Hare coursing incidents have dropped by 31% thanks to a new 'borderless' initiative in the East of England
Hare coursing incidents have dropped by 31% thanks to a new 'borderless' initiative in the East of England

Hare coursing crimes across the East of England have plummeted by a third due to the success of a 'borderless' policing initiative.

Incidents in Essex, Bedfordshire, Cambridgeshire, Hertfordshire, Kent, Norfolk and Suffolk fell from 2,044 in 2020-21 to 1,415 in 2021-22 – a drop of 31%.

The crackdown came after police forces agreed to team up to remove policing borders when certain tactics are used, making catching and prosecuting offenders easier.

The agreement, completed with the support of the Crown Prosecution Service, means the forces become one when using certain powers.

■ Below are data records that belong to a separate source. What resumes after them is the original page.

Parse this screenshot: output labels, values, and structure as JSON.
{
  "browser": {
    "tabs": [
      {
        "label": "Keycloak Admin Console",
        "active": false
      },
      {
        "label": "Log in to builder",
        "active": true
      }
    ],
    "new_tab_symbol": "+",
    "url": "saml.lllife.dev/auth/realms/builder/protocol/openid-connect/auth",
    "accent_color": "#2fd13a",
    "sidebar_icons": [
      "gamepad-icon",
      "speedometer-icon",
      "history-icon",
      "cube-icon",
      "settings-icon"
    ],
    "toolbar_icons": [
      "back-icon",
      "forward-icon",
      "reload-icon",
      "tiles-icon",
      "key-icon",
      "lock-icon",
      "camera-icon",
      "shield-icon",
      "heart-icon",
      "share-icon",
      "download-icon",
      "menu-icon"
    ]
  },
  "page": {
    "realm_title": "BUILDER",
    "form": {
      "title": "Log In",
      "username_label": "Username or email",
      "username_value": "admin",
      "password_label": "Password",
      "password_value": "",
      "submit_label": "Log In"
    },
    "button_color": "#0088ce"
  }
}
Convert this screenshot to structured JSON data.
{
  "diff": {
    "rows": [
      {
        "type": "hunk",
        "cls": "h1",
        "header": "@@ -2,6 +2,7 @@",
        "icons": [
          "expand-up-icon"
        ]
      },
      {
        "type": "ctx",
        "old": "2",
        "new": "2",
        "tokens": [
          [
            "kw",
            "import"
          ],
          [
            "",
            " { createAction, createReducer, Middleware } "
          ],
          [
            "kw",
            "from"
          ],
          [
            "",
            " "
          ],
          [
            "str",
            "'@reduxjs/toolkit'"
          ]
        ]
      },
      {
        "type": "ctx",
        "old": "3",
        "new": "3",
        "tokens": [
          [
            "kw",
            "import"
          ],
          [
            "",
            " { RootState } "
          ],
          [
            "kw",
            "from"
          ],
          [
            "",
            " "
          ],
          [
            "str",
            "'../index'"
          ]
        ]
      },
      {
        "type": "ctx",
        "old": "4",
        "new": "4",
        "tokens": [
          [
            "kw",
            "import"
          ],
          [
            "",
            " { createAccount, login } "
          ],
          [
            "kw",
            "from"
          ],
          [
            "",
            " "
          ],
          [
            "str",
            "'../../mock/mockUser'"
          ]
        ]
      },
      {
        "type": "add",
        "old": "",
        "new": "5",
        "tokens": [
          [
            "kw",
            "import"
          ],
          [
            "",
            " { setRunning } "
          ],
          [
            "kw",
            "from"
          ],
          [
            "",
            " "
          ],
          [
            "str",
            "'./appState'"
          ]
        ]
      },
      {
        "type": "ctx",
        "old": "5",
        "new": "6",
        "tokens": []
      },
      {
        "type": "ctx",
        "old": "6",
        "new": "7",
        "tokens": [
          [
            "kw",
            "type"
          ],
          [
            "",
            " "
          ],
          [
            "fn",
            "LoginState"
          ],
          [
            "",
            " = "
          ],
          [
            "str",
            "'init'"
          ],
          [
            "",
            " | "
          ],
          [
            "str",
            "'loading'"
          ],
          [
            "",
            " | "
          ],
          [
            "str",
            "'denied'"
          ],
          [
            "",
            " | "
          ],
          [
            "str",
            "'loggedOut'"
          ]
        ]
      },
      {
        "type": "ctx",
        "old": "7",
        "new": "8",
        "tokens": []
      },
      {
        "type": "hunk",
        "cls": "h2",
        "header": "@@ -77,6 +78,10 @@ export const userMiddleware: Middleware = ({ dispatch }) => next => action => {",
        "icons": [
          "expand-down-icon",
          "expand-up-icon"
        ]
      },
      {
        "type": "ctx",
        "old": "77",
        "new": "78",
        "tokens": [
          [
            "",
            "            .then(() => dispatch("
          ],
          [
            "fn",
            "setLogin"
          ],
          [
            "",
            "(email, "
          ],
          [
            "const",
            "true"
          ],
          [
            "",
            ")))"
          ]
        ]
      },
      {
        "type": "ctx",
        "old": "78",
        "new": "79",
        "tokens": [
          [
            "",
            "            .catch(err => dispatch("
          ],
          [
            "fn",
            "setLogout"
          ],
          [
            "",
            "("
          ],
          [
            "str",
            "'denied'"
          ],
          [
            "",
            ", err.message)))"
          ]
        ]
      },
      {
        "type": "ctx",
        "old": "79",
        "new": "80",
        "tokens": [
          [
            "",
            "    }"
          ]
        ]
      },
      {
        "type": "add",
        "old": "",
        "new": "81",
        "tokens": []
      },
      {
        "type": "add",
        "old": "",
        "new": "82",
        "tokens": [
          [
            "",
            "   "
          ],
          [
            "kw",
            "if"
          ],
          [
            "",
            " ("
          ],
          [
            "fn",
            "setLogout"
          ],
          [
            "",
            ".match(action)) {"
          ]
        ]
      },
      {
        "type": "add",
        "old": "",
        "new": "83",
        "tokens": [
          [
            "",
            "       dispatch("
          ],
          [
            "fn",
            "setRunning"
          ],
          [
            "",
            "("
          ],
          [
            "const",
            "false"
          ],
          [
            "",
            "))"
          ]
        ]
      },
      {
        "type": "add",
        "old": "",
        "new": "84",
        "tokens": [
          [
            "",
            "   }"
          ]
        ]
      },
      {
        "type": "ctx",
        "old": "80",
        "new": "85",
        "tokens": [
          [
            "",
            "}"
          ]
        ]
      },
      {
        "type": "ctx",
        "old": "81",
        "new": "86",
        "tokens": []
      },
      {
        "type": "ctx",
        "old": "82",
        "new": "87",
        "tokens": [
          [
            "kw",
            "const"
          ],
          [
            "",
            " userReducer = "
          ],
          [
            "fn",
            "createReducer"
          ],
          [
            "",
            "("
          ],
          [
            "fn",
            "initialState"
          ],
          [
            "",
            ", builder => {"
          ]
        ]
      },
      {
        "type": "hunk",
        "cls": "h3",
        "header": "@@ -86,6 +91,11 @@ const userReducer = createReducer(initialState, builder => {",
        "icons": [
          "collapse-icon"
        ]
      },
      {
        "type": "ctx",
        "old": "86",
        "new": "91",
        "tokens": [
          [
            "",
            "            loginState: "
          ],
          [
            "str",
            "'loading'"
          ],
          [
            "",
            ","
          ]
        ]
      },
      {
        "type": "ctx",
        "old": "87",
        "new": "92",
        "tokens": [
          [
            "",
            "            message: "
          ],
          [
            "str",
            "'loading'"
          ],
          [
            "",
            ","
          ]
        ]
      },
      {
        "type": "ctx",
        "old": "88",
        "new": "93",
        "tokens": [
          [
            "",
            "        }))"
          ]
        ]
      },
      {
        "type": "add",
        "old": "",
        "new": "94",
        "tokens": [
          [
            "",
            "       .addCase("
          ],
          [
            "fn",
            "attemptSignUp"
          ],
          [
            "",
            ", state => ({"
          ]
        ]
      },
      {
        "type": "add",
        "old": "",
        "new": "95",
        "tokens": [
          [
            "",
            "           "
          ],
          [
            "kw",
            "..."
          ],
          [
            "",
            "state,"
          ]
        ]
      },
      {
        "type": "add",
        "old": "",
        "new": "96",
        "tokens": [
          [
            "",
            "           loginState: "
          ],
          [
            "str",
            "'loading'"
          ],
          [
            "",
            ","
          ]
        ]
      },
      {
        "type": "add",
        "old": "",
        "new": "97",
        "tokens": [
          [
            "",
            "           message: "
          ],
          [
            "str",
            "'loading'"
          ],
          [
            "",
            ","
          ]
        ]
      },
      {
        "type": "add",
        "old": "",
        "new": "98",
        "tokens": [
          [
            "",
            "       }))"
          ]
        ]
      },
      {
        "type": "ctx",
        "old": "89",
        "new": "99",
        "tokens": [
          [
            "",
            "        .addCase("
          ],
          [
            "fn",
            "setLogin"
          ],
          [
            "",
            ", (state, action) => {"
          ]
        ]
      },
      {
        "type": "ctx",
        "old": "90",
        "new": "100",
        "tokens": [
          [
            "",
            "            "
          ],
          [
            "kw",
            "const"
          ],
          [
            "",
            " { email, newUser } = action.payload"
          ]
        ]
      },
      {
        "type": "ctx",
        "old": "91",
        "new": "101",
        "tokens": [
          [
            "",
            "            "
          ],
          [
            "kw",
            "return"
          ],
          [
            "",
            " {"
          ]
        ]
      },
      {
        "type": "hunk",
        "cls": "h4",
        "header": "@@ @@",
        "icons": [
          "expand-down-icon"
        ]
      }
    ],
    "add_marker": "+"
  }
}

Over the past six months, this has helped with the use of automatic number plate recognition (ANPR), the seizure of dogs and the sharing of all interactions and movements of people suspected to be involved in hare coursing.

The move also supports the ongoing national initiative against hare coursing - Operation Galileo.

Sergeant Paul Brady, of Essex Police's rural engagement team, called the borderless policing scheme 'a great achievement'.

"Our collaboration demonstrates to those intent on causing physical and mental harm to our rural communities that we will not tolerate their barbaric actions.

“Our forces will continue to work together with the CPS, who have been an immense help, to further reduce illegal hare coursing and poaching across the region."

Hare coursing traditionally begins in September when the fields have been harvested and ploughed, making them the perfect ground for the illegal blood sport.

The wildlife crime causes damage to crops, harms animal welfare and threatens the rural community. It can result in intimidation and even violence.

A bill targeting hare coursers was recently strengthened, giving the police further powers to protect farmers and rural communities from criminal activity.

Changes to the Police, Crime, Sentencing and Courts Act, which was given Royal Assent last week, will help deter hare coursers by giving police the means to seize more dogs and by lifting the existing limit on fines.

Unauthorised encampments will become a criminal offence for those who do not leave when asked by the landowner or tenant, and offenders will be hit with strengthened penalties.

It follows lobbying attempts by the NFU, which pushed the government to further clamp down on hare coursing and illegal encampment, as both crimes cause 'significant damage' to farmland and wildlife.

NFU vice president David Exwood said: “Hare coursing can cause significant damage to farmland, something farmers across the country experience all too often, with little repercussions for offenders.

"Their behaviour can also be a source of great distress for farming families who feel vulnerable and threatened in their own homes.

“We know that both these crimes continue to take a toll on farming businesses, and we will continue to work with government and police to ensure these strengthened laws are utilised to deliver meaningful results – a decline in cases of rural crime.”